* HOW TO COMPLETE THIS TASK *
Repeat every line below exactly, word for word.

Segment Open

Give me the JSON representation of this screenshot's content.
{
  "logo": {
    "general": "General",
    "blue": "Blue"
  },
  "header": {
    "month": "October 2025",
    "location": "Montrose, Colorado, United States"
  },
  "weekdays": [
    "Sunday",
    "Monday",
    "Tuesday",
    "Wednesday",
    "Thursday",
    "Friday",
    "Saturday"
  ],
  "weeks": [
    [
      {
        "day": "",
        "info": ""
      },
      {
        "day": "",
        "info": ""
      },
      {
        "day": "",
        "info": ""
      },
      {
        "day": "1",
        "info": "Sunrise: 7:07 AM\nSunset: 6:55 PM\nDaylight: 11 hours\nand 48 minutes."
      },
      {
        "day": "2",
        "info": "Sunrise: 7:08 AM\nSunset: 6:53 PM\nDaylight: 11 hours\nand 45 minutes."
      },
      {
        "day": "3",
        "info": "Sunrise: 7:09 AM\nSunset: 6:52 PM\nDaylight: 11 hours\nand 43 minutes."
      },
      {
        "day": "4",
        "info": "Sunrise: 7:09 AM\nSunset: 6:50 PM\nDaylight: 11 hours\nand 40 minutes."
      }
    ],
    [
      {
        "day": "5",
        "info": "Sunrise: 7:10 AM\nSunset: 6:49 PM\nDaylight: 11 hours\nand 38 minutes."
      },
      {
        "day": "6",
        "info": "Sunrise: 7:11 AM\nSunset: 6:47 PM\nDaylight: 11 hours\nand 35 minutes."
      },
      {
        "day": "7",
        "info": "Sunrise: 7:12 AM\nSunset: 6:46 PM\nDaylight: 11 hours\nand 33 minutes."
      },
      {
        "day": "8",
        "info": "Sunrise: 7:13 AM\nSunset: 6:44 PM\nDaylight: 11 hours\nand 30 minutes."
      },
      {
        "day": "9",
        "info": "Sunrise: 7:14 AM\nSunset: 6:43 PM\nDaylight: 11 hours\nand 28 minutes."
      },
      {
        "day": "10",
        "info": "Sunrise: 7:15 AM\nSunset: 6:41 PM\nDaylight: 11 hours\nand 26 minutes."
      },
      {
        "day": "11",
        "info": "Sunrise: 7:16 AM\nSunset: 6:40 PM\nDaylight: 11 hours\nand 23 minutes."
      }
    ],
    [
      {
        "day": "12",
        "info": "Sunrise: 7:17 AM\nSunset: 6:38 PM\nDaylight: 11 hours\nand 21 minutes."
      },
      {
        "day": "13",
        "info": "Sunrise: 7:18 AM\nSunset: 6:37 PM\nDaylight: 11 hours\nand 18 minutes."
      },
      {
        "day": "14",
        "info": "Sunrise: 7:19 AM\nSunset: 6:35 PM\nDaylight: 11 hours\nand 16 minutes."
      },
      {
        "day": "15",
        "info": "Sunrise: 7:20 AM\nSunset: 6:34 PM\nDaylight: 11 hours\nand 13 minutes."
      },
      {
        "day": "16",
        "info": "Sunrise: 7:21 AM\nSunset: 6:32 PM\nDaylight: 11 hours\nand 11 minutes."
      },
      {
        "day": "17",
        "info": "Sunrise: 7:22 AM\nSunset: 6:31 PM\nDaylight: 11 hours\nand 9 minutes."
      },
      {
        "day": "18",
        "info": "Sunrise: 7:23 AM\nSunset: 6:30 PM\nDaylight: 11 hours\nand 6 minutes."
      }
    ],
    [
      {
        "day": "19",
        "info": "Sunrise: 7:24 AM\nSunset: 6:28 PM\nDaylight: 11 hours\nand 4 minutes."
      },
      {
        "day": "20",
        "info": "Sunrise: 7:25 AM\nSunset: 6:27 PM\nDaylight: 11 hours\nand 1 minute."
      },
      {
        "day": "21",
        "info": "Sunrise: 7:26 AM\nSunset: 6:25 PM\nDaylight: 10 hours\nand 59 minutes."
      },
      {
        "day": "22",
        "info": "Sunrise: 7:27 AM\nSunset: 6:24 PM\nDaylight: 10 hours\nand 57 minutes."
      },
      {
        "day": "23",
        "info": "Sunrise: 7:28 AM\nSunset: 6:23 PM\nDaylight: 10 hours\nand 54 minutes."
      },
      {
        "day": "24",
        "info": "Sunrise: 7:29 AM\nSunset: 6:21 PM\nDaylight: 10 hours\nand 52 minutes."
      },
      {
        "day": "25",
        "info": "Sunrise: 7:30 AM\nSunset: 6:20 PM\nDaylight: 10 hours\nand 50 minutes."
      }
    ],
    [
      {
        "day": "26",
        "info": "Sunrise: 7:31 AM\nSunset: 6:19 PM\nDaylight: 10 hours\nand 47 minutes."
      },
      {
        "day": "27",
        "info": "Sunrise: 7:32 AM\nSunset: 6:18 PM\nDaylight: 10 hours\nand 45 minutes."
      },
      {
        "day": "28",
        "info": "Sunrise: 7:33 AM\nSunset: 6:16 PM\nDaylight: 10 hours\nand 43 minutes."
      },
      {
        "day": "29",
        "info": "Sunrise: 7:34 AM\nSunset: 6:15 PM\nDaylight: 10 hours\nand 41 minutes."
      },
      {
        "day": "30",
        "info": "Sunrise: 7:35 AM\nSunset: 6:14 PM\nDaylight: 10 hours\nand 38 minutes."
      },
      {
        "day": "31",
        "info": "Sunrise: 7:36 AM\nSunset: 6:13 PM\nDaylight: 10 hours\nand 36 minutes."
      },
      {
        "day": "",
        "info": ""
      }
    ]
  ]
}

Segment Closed

* WRITTEN ANSWER *
Give me the JSON representation of this screenshot's content.
{
  "logo": {
    "general": "General",
    "blue": "Blue"
  },
  "header": {
    "month": "October 2025",
    "location": "Montrose, Colorado, United States"
  },
  "weekdays": [
    "Sunday",
    "Monday",
    "Tuesday",
    "Wednesday",
    "Thursday",
    "Friday",
    "Saturday"
  ],
  "weeks": [
    [
      {
        "day": "",
        "info": ""
      },
      {
        "day": "",
        "info": ""
      },
      {
        "day": "",
        "info": ""
      },
      {
        "day": "1",
        "info": "Sunrise: 7:07 AM\nSunset: 6:55 PM\nDaylight: 11 hours\nand 48 minutes."
      },
      {
        "day": "2",
        "info": "Sunrise: 7:08 AM\nSunset: 6:53 PM\nDaylight: 11 hours\nand 45 minutes."
      },
      {
        "day": "3",
        "info": "Sunrise: 7:09 AM\nSunset: 6:52 PM\nDaylight: 11 hours\nand 43 minutes."
      },
      {
        "day": "4",
        "info": "Sunrise: 7:09 AM\nSunset: 6:50 PM\nDaylight: 11 hours\nand 40 minutes."
      }
    ],
    [
      {
        "day": "5",
        "info": "Sunrise: 7:10 AM\nSunset: 6:49 PM\nDaylight: 11 hours\nand 38 minutes."
      },
      {
        "day": "6",
        "info": "Sunrise: 7:11 AM\nSunset: 6:47 PM\nDaylight: 11 hours\nand 35 minutes."
      },
      {
        "day": "7",
        "info": "Sunrise: 7:12 AM\nSunset: 6:46 PM\nDaylight: 11 hours\nand 33 minutes."
      },
      {
        "day": "8",
        "info": "Sunrise: 7:13 AM\nSunset: 6:44 PM\nDaylight: 11 hours\nand 30 minutes."
      },
      {
        "day": "9",
        "info": "Sunrise: 7:14 AM\nSunset: 6:43 PM\nDaylight: 11 hours\nand 28 minutes."
      },
      {
        "day": "10",
        "info": "Sunrise: 7:15 AM\nSunset: 6:41 PM\nDaylight: 11 hours\nand 26 minutes."
      },
      {
        "day": "11",
        "info": "Sunrise: 7:16 AM\nSunset: 6:40 PM\nDaylight: 11 hours\nand 23 minutes."
      }
    ],
    [
      {
        "day": "12",
        "info": "Sunrise: 7:17 AM\nSunset: 6:38 PM\nDaylight: 11 hours\nand 21 minutes."
      },
      {
        "day": "13",
        "info": "Sunrise: 7:18 AM\nSunset: 6:37 PM\nDaylight: 11 hours\nand 18 minutes."
      },
      {
        "day": "14",
        "info": "Sunrise: 7:19 AM\nSunset: 6:35 PM\nDaylight: 11 hours\nand 16 minutes."
      },
      {
        "day": "15",
        "info": "Sunrise: 7:20 AM\nSunset: 6:34 PM\nDaylight: 11 hours\nand 13 minutes."
      },
      {
        "day": "16",
        "info": "Sunrise: 7:21 AM\nSunset: 6:32 PM\nDaylight: 11 hours\nand 11 minutes."
      },
      {
        "day": "17",
        "info": "Sunrise: 7:22 AM\nSunset: 6:31 PM\nDaylight: 11 hours\nand 9 minutes."
      },
      {
        "day": "18",
        "info": "Sunrise: 7:23 AM\nSunset: 6:30 PM\nDaylight: 11 hours\nand 6 minutes."
      }
    ],
    [
      {
        "day": "19",
        "info": "Sunrise: 7:24 AM\nSunset: 6:28 PM\nDaylight: 11 hours\nand 4 minutes."
      },
      {
        "day": "20",
        "info": "Sunrise: 7:25 AM\nSunset: 6:27 PM\nDaylight: 11 hours\nand 1 minute."
      },
      {
        "day": "21",
        "info": "Sunrise: 7:26 AM\nSunset: 6:25 PM\nDaylight: 10 hours\nand 59 minutes."
      },
      {
        "day": "22",
        "info": "Sunrise: 7:27 AM\nSunset: 6:24 PM\nDaylight: 10 hours\nand 57 minutes."
      },
      {
        "day": "23",
        "info": "Sunrise: 7:28 AM\nSunset: 6:23 PM\nDaylight: 10 hours\nand 54 minutes."
      },
      {
        "day": "24",
        "info": "Sunrise: 7:29 AM\nSunset: 6:21 PM\nDaylight: 10 hours\nand 52 minutes."
      },
      {
        "day": "25",
        "info": "Sunrise: 7:30 AM\nSunset: 6:20 PM\nDaylight: 10 hours\nand 50 minutes."
      }
    ],
    [
      {
        "day": "26",
        "info": "Sunrise: 7:31 AM\nSunset: 6:19 PM\nDaylight: 10 hours\nand 47 minutes."
      },
      {
        "day": "27",
        "info": "Sunrise: 7:32 AM\nSunset: 6:18 PM\nDaylight: 10 hours\nand 45 minutes."
      },
      {
        "day": "28",
        "info": "Sunrise: 7:33 AM\nSunset: 6:16 PM\nDaylight: 10 hours\nand 43 minutes."
      },
      {
        "day": "29",
        "info": "Sunrise: 7:34 AM\nSunset: 6:15 PM\nDaylight: 10 hours\nand 41 minutes."
      },
      {
        "day": "30",
        "info": "Sunrise: 7:35 AM\nSunset: 6:14 PM\nDaylight: 10 hours\nand 38 minutes."
      },
      {
        "day": "31",
        "info": "Sunrise: 7:36 AM\nSunset: 6:13 PM\nDaylight: 10 hours\nand 36 minutes."
      },
      {
        "day": "",
        "info": ""
      }
    ]
  ]
}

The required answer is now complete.